─── Material supplied ───

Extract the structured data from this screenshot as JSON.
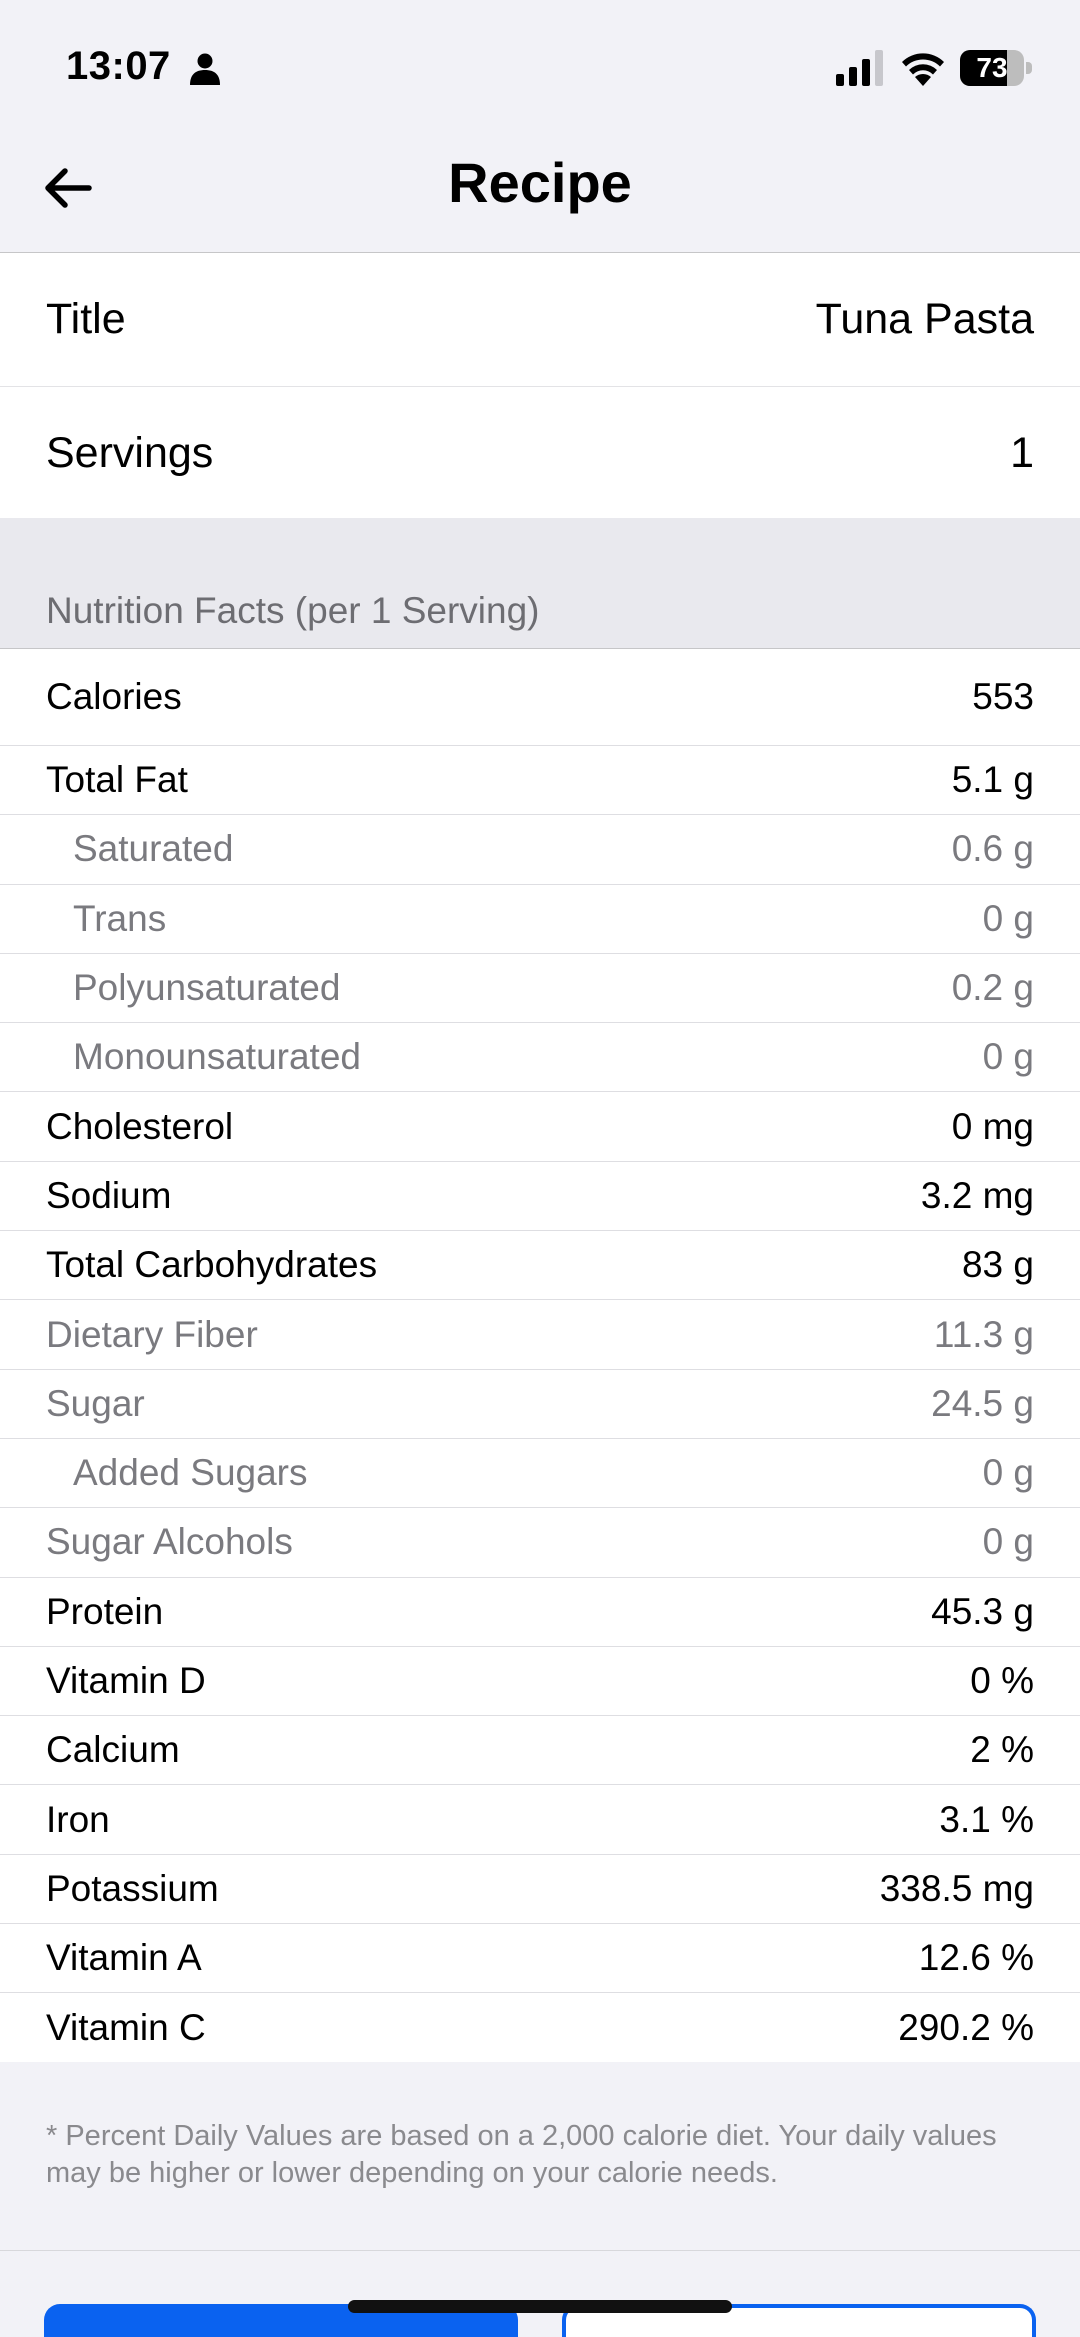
{
  "status_bar": {
    "time": "13:07",
    "battery": "73",
    "battery_level": 0.73,
    "icons": [
      "person-icon",
      "signal-icon",
      "wifi-icon",
      "battery-icon"
    ]
  },
  "nav": {
    "title": "Recipe",
    "back_icon": "arrow-left-icon"
  },
  "recipe": {
    "title_label": "Title",
    "title_value": "Tuna Pasta",
    "servings_label": "Servings",
    "servings_value": "1"
  },
  "nutrition": {
    "header": "Nutrition Facts (per 1 Serving)",
    "rows": [
      {
        "label": "Calories",
        "value": "553"
      },
      {
        "label": "Total Fat",
        "value": "5.1 g"
      },
      {
        "label": "Saturated",
        "value": "0.6 g"
      },
      {
        "label": "Trans",
        "value": "0 g"
      },
      {
        "label": "Polyunsaturated",
        "value": "0.2 g"
      },
      {
        "label": "Monounsaturated",
        "value": "0 g"
      },
      {
        "label": "Cholesterol",
        "value": "0 mg"
      },
      {
        "label": "Sodium",
        "value": "3.2 mg"
      },
      {
        "label": "Total Carbohydrates",
        "value": "83 g"
      },
      {
        "label": "Dietary Fiber",
        "value": "11.3 g"
      },
      {
        "label": "Sugar",
        "value": "24.5 g"
      },
      {
        "label": "Added Sugars",
        "value": "0 g"
      },
      {
        "label": "Sugar Alcohols",
        "value": "0 g"
      },
      {
        "label": "Protein",
        "value": "45.3 g"
      },
      {
        "label": "Vitamin D",
        "value": "0 %"
      },
      {
        "label": "Calcium",
        "value": "2 %"
      },
      {
        "label": "Iron",
        "value": "3.1 %"
      },
      {
        "label": "Potassium",
        "value": "338.5 mg"
      },
      {
        "label": "Vitamin A",
        "value": "12.6 %"
      },
      {
        "label": "Vitamin C",
        "value": "290.2 %"
      }
    ]
  },
  "footnote": "* Percent Daily Values are based on a 2,000 calorie diet.  Your daily values may be higher or lower depending on your calorie needs.",
  "colors": {
    "accent": "#0a62f0",
    "background": "#f2f2f7",
    "secondary_text": "#7a7a7f"
  }
}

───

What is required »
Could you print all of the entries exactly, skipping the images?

Task output »
Extract the structured data from this screenshot as JSON.
{
  "status_bar": {
    "time": "13:07",
    "battery": "73",
    "battery_level": 0.73,
    "icons": [
      "person-icon",
      "signal-icon",
      "wifi-icon",
      "battery-icon"
    ]
  },
  "nav": {
    "title": "Recipe",
    "back_icon": "arrow-left-icon"
  },
  "recipe": {
    "title_label": "Title",
    "title_value": "Tuna Pasta",
    "servings_label": "Servings",
    "servings_value": "1"
  },
  "nutrition": {
    "header": "Nutrition Facts (per 1 Serving)",
    "rows": [
      {
        "label": "Calories",
        "value": "553"
      },
      {
        "label": "Total Fat",
        "value": "5.1 g"
      },
      {
        "label": "Saturated",
        "value": "0.6 g"
      },
      {
        "label": "Trans",
        "value": "0 g"
      },
      {
        "label": "Polyunsaturated",
        "value": "0.2 g"
      },
      {
        "label": "Monounsaturated",
        "value": "0 g"
      },
      {
        "label": "Cholesterol",
        "value": "0 mg"
      },
      {
        "label": "Sodium",
        "value": "3.2 mg"
      },
      {
        "label": "Total Carbohydrates",
        "value": "83 g"
      },
      {
        "label": "Dietary Fiber",
        "value": "11.3 g"
      },
      {
        "label": "Sugar",
        "value": "24.5 g"
      },
      {
        "label": "Added Sugars",
        "value": "0 g"
      },
      {
        "label": "Sugar Alcohols",
        "value": "0 g"
      },
      {
        "label": "Protein",
        "value": "45.3 g"
      },
      {
        "label": "Vitamin D",
        "value": "0 %"
      },
      {
        "label": "Calcium",
        "value": "2 %"
      },
      {
        "label": "Iron",
        "value": "3.1 %"
      },
      {
        "label": "Potassium",
        "value": "338.5 mg"
      },
      {
        "label": "Vitamin A",
        "value": "12.6 %"
      },
      {
        "label": "Vitamin C",
        "value": "290.2 %"
      }
    ]
  },
  "footnote": "* Percent Daily Values are based on a 2,000 calorie diet.  Your daily values may be higher or lower depending on your calorie needs.",
  "colors": {
    "accent": "#0a62f0",
    "background": "#f2f2f7",
    "secondary_text": "#7a7a7f"
  }
}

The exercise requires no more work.